It was probably just a matter of time.
As we reported in a recent feature on the financial pressures of running a restaurant, more and more Twin Cities establishments have been introducing health and wellness surcharges. Typically a 3 percent fee added to the bill to cover the cost of employee insurance, they're now found at places owned by the Bartmann Group (Tiny Diner, Barbette), Jester Concepts (Parlour/Borough, P.S. Steak) Parasole Restaurants (Manny’s, Chino Latino), and many others.
“The costs keep going up, and it was impossible to keep pace,” Bartmann told us, adding that her premiums have surged 25 to 30 percent each year for the last several years. “We thought it was important to be transparent about it.”
The other restaurateurs we spoke to for that story mostly said that—with some exceptions—diners have been fine forking over a few more bucks to help pay for insurance. When they aren't, restaurants like those run by Craft and Crew Hospitality (the Howe Daily Kitchen & Bar, Stanley’s Northeast Bar Room) tell diners, "Hey, no problem, we'll take it off."
But as charges of this nature became increasingly common, an inevitability emerged: Someone, someday, is going to get mad enough about it to do more than just complain to their server. And it's Blue Plate Restaurant Company, which owns Mercury in downtown Minneapolis along with several other area eateries, that has the unfortunate distinction of being the first to get sued over it.

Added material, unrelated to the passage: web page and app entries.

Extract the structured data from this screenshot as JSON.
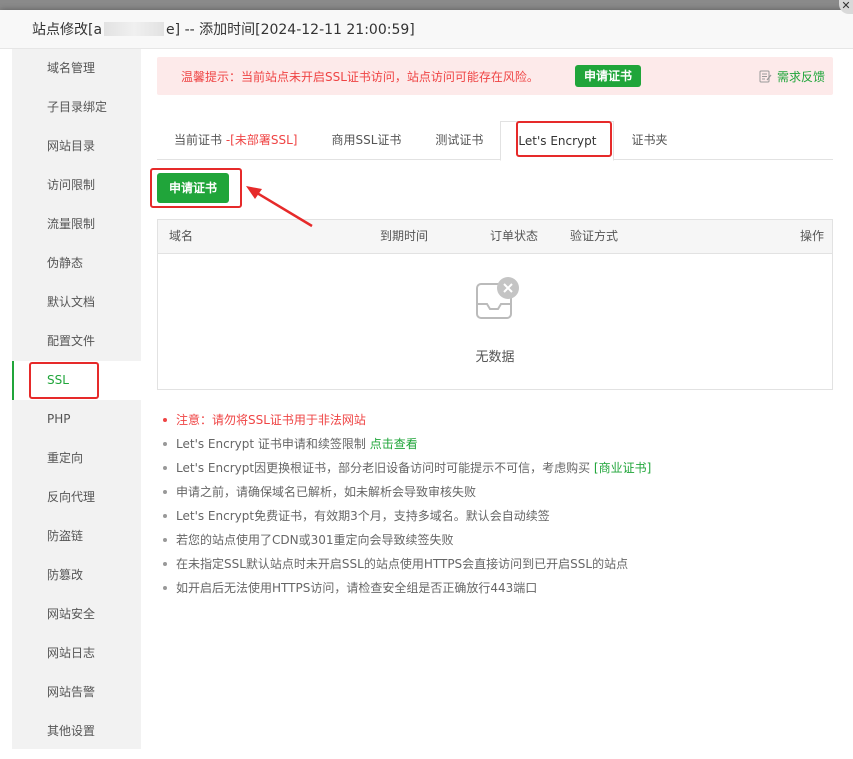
{
  "window": {
    "title_prefix": "站点修改[a",
    "title_suffix": "e] -- 添加时间[2024-12-11 21:00:59]",
    "close_glyph": "✕"
  },
  "sidebar": {
    "items": [
      {
        "label": "域名管理"
      },
      {
        "label": "子目录绑定"
      },
      {
        "label": "网站目录"
      },
      {
        "label": "访问限制"
      },
      {
        "label": "流量限制"
      },
      {
        "label": "伪静态"
      },
      {
        "label": "默认文档"
      },
      {
        "label": "配置文件"
      },
      {
        "label": "SSL",
        "active": true
      },
      {
        "label": "PHP"
      },
      {
        "label": "重定向"
      },
      {
        "label": "反向代理"
      },
      {
        "label": "防盗链"
      },
      {
        "label": "防篡改"
      },
      {
        "label": "网站安全"
      },
      {
        "label": "网站日志"
      },
      {
        "label": "网站告警"
      },
      {
        "label": "其他设置"
      }
    ]
  },
  "alert": {
    "text": "温馨提示：当前站点未开启SSL证书访问，站点访问可能存在风险。",
    "button_label": "申请证书",
    "feedback_label": "需求反馈"
  },
  "tabs": [
    {
      "label": "当前证书",
      "warn": " -[未部署SSL]"
    },
    {
      "label": "商用SSL证书"
    },
    {
      "label": "测试证书"
    },
    {
      "label": "Let's Encrypt",
      "active": true
    },
    {
      "label": "证书夹"
    }
  ],
  "apply_button": "申请证书",
  "table": {
    "columns": [
      "域名",
      "到期时间",
      "订单状态",
      "验证方式",
      "操作"
    ],
    "empty_text": "无数据"
  },
  "notes": [
    {
      "text": "注意：请勿将SSL证书用于非法网站",
      "danger": true
    },
    {
      "text": "Let's Encrypt 证书申请和续签限制 ",
      "link": "点击查看"
    },
    {
      "text": "Let's Encrypt因更换根证书，部分老旧设备访问时可能提示不可信，考虑购买 ",
      "link": "[商业证书]"
    },
    {
      "text": "申请之前，请确保域名已解析，如未解析会导致审核失败"
    },
    {
      "text": "Let's Encrypt免费证书，有效期3个月，支持多域名。默认会自动续签"
    },
    {
      "text": "若您的站点使用了CDN或301重定向会导致续签失败"
    },
    {
      "text": "在未指定SSL默认站点时未开启SSL的站点使用HTTPS会直接访问到已开启SSL的站点"
    },
    {
      "text": "如开启后无法使用HTTPS访问，请检查安全组是否正确放行443端口"
    }
  ],
  "colors": {
    "accent": "#20a53a",
    "danger": "#ef4444",
    "highlight": "#e62a2a"
  }
}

Twin Cities Business Magazine reported this weekend that Minnesota resident Christopher Ashbach has filed a class action suit against the group, alleging that the fees constitute “fraud, misrepresentation, and deceptive practices.” He's seeking more than $50,000 to “recoup the fee that’s been paid by consumers,” according to TCB, along with an injunction against the fee.
Does the guy have a case?
TCB Mag talked to a handful of lawyers to see what they thought, and the short answer is... well, maybe! If restaurants haven't been up front in disclosing the surcharge—as in, printing it on the menu vs. surprising guests with it when they're handed the bill—that could be seen as deceptive. Ashbach's complaint alleges that he "unknowingly paid more to Blue Plate and has been damaged.”
But like the restaurants we mentioned above, Blue Plate prints information about the additional charge on its menus. Unlike the restaurants mentioned above, Blue Plate won't waive it for customers who push back. So... deceptive? I dunno! That's for the court people to figure out!
You can read Twin Cities Business's report in full here. And you can read our very good cover story in which Kim Bartmann, David Benowitz at Craft and Crew, and a bunch of local restaurant folks talk about these fees (and more!) here.